_Exercise aim_. All of the entries, apart from their pictures, are to be copied verbatim.

_Records for the task_.

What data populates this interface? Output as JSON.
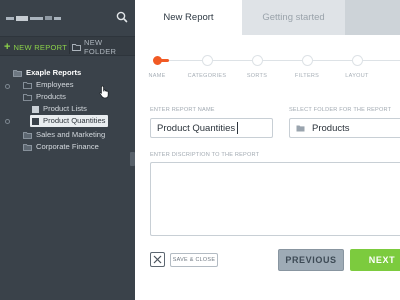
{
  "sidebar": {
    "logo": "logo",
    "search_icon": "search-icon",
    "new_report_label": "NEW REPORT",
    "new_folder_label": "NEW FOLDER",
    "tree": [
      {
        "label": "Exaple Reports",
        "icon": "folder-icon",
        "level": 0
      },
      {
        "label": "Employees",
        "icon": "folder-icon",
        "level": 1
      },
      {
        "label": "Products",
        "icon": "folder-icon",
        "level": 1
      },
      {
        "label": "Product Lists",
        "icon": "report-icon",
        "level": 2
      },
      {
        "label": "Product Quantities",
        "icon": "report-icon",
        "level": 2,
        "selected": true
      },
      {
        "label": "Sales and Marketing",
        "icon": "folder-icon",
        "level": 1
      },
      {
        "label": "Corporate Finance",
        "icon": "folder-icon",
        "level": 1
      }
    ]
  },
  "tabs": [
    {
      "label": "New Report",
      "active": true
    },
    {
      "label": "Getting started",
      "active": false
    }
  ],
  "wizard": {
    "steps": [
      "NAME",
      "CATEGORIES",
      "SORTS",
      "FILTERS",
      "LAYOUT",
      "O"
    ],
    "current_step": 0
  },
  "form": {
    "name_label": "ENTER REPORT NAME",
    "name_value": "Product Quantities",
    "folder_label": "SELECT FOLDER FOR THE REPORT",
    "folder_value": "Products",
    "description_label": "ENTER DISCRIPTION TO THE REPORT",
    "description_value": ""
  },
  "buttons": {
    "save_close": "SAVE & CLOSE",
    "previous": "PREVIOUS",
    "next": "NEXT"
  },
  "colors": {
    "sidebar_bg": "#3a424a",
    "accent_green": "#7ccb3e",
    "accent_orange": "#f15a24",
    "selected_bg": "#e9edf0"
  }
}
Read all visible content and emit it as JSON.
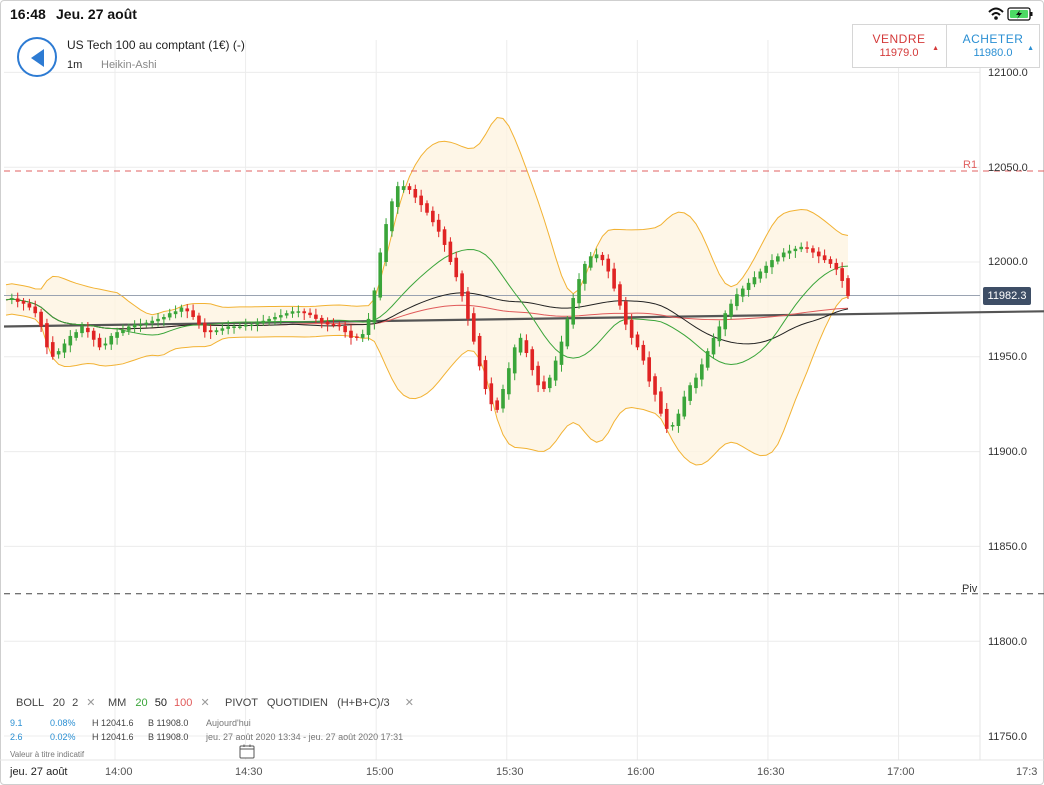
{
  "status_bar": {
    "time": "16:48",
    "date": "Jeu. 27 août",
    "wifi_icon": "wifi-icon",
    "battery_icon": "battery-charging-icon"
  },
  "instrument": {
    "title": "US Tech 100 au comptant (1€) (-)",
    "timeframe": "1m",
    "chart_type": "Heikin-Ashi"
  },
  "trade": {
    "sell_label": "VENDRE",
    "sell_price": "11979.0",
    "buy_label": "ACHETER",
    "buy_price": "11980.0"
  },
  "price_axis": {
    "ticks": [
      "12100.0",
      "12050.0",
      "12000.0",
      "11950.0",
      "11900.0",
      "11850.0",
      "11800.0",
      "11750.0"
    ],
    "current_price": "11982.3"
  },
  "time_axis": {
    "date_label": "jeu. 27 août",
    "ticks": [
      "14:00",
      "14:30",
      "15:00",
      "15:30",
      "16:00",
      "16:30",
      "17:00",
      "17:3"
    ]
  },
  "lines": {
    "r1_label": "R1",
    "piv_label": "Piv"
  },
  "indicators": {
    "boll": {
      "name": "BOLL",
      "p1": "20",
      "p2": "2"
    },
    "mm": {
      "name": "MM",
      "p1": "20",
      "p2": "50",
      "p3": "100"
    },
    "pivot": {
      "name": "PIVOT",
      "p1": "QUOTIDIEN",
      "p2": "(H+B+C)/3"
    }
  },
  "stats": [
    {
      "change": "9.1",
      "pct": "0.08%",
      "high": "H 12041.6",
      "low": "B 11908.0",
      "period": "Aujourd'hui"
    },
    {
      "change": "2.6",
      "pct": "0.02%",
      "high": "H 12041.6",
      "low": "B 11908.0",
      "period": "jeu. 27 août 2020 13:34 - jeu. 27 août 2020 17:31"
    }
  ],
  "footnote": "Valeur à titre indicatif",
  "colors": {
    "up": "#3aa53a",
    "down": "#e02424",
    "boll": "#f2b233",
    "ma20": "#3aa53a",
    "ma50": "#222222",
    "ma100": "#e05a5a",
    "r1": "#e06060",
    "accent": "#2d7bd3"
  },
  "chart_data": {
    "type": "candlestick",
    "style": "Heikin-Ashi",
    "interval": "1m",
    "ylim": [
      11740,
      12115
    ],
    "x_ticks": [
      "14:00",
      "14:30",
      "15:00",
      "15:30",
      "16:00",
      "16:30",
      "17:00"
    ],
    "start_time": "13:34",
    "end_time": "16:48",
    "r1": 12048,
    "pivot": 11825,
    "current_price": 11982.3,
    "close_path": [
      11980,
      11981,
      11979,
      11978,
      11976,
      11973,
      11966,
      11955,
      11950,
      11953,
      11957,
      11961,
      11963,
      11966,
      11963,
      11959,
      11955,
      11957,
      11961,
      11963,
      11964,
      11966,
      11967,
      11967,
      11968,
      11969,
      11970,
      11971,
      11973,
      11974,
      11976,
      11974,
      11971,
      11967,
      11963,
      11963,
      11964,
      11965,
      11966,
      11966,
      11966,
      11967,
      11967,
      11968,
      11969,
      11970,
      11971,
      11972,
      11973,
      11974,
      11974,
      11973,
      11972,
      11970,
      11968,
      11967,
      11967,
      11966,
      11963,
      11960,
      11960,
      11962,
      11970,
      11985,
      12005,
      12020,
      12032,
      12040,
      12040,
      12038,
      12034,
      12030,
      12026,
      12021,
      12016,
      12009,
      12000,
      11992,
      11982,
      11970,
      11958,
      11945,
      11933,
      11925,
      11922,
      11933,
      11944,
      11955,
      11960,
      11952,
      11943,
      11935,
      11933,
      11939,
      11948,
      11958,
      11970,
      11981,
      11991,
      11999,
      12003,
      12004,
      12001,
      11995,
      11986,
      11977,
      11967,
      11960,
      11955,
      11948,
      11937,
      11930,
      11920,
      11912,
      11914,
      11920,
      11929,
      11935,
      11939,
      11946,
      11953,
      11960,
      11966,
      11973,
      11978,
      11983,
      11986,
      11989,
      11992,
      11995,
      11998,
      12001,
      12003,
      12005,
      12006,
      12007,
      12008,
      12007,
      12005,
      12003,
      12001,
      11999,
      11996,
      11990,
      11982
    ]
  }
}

_Reply to the exercise_.
What data populates this interface? Output as JSON.
{
  "sidebar": {
    "logo": "logo",
    "search_icon": "search-icon",
    "new_report_label": "NEW REPORT",
    "new_folder_label": "NEW FOLDER",
    "tree": [
      {
        "label": "Exaple Reports",
        "icon": "folder-icon",
        "level": 0
      },
      {
        "label": "Employees",
        "icon": "folder-icon",
        "level": 1
      },
      {
        "label": "Products",
        "icon": "folder-icon",
        "level": 1
      },
      {
        "label": "Product Lists",
        "icon": "report-icon",
        "level": 2
      },
      {
        "label": "Product Quantities",
        "icon": "report-icon",
        "level": 2,
        "selected": true
      },
      {
        "label": "Sales and Marketing",
        "icon": "folder-icon",
        "level": 1
      },
      {
        "label": "Corporate Finance",
        "icon": "folder-icon",
        "level": 1
      }
    ]
  },
  "tabs": [
    {
      "label": "New Report",
      "active": true
    },
    {
      "label": "Getting started",
      "active": false
    }
  ],
  "wizard": {
    "steps": [
      "NAME",
      "CATEGORIES",
      "SORTS",
      "FILTERS",
      "LAYOUT",
      "O"
    ],
    "current_step": 0
  },
  "form": {
    "name_label": "ENTER REPORT NAME",
    "name_value": "Product Quantities",
    "folder_label": "SELECT FOLDER FOR THE REPORT",
    "folder_value": "Products",
    "description_label": "ENTER DISCRIPTION TO THE REPORT",
    "description_value": ""
  },
  "buttons": {
    "save_close": "SAVE & CLOSE",
    "previous": "PREVIOUS",
    "next": "NEXT"
  },
  "colors": {
    "sidebar_bg": "#3a424a",
    "accent_green": "#7ccb3e",
    "accent_orange": "#f15a24",
    "selected_bg": "#e9edf0"
  }
}
Read all visible content and emit it as JSON.
{
  "status_bar": {
    "time": "16:48",
    "date": "Jeu. 27 août",
    "wifi_icon": "wifi-icon",
    "battery_icon": "battery-charging-icon"
  },
  "instrument": {
    "title": "US Tech 100 au comptant (1€) (-)",
    "timeframe": "1m",
    "chart_type": "Heikin-Ashi"
  },
  "trade": {
    "sell_label": "VENDRE",
    "sell_price": "11979.0",
    "buy_label": "ACHETER",
    "buy_price": "11980.0"
  },
  "price_axis": {
    "ticks": [
      "12100.0",
      "12050.0",
      "12000.0",
      "11950.0",
      "11900.0",
      "11850.0",
      "11800.0",
      "11750.0"
    ],
    "current_price": "11982.3"
  },
  "time_axis": {
    "date_label": "jeu. 27 août",
    "ticks": [
      "14:00",
      "14:30",
      "15:00",
      "15:30",
      "16:00",
      "16:30",
      "17:00",
      "17:3"
    ]
  },
  "lines": {
    "r1_label": "R1",
    "piv_label": "Piv"
  },
  "indicators": {
    "boll": {
      "name": "BOLL",
      "p1": "20",
      "p2": "2"
    },
    "mm": {
      "name": "MM",
      "p1": "20",
      "p2": "50",
      "p3": "100"
    },
    "pivot": {
      "name": "PIVOT",
      "p1": "QUOTIDIEN",
      "p2": "(H+B+C)/3"
    }
  },
  "stats": [
    {
      "change": "9.1",
      "pct": "0.08%",
      "high": "H 12041.6",
      "low": "B 11908.0",
      "period": "Aujourd'hui"
    },
    {
      "change": "2.6",
      "pct": "0.02%",
      "high": "H 12041.6",
      "low": "B 11908.0",
      "period": "jeu. 27 août 2020 13:34 - jeu. 27 août 2020 17:31"
    }
  ],
  "footnote": "Valeur à titre indicatif",
  "colors": {
    "up": "#3aa53a",
    "down": "#e02424",
    "boll": "#f2b233",
    "ma20": "#3aa53a",
    "ma50": "#222222",
    "ma100": "#e05a5a",
    "r1": "#e06060",
    "accent": "#2d7bd3"
  },
  "chart_data": {
    "type": "candlestick",
    "style": "Heikin-Ashi",
    "interval": "1m",
    "ylim": [
      11740,
      12115
    ],
    "x_ticks": [
      "14:00",
      "14:30",
      "15:00",
      "15:30",
      "16:00",
      "16:30",
      "17:00"
    ],
    "start_time": "13:34",
    "end_time": "16:48",
    "r1": 12048,
    "pivot": 11825,
    "current_price": 11982.3,
    "close_path": [
      11980,
      11981,
      11979,
      11978,
      11976,
      11973,
      11966,
      11955,
      11950,
      11953,
      11957,
      11961,
      11963,
      11966,
      11963,
      11959,
      11955,
      11957,
      11961,
      11963,
      11964,
      11966,
      11967,
      11967,
      11968,
      11969,
      11970,
      11971,
      11973,
      11974,
      11976,
      11974,
      11971,
      11967,
      11963,
      11963,
      11964,
      11965,
      11966,
      11966,
      11966,
      11967,
      11967,
      11968,
      11969,
      11970,
      11971,
      11972,
      11973,
      11974,
      11974,
      11973,
      11972,
      11970,
      11968,
      11967,
      11967,
      11966,
      11963,
      11960,
      11960,
      11962,
      11970,
      11985,
      12005,
      12020,
      12032,
      12040,
      12040,
      12038,
      12034,
      12030,
      12026,
      12021,
      12016,
      12009,
      12000,
      11992,
      11982,
      11970,
      11958,
      11945,
      11933,
      11925,
      11922,
      11933,
      11944,
      11955,
      11960,
      11952,
      11943,
      11935,
      11933,
      11939,
      11948,
      11958,
      11970,
      11981,
      11991,
      11999,
      12003,
      12004,
      12001,
      11995,
      11986,
      11977,
      11967,
      11960,
      11955,
      11948,
      11937,
      11930,
      11920,
      11912,
      11914,
      11920,
      11929,
      11935,
      11939,
      11946,
      11953,
      11960,
      11966,
      11973,
      11978,
      11983,
      11986,
      11989,
      11992,
      11995,
      11998,
      12001,
      12003,
      12005,
      12006,
      12007,
      12008,
      12007,
      12005,
      12003,
      12001,
      11999,
      11996,
      11990,
      11982
    ]
  }
}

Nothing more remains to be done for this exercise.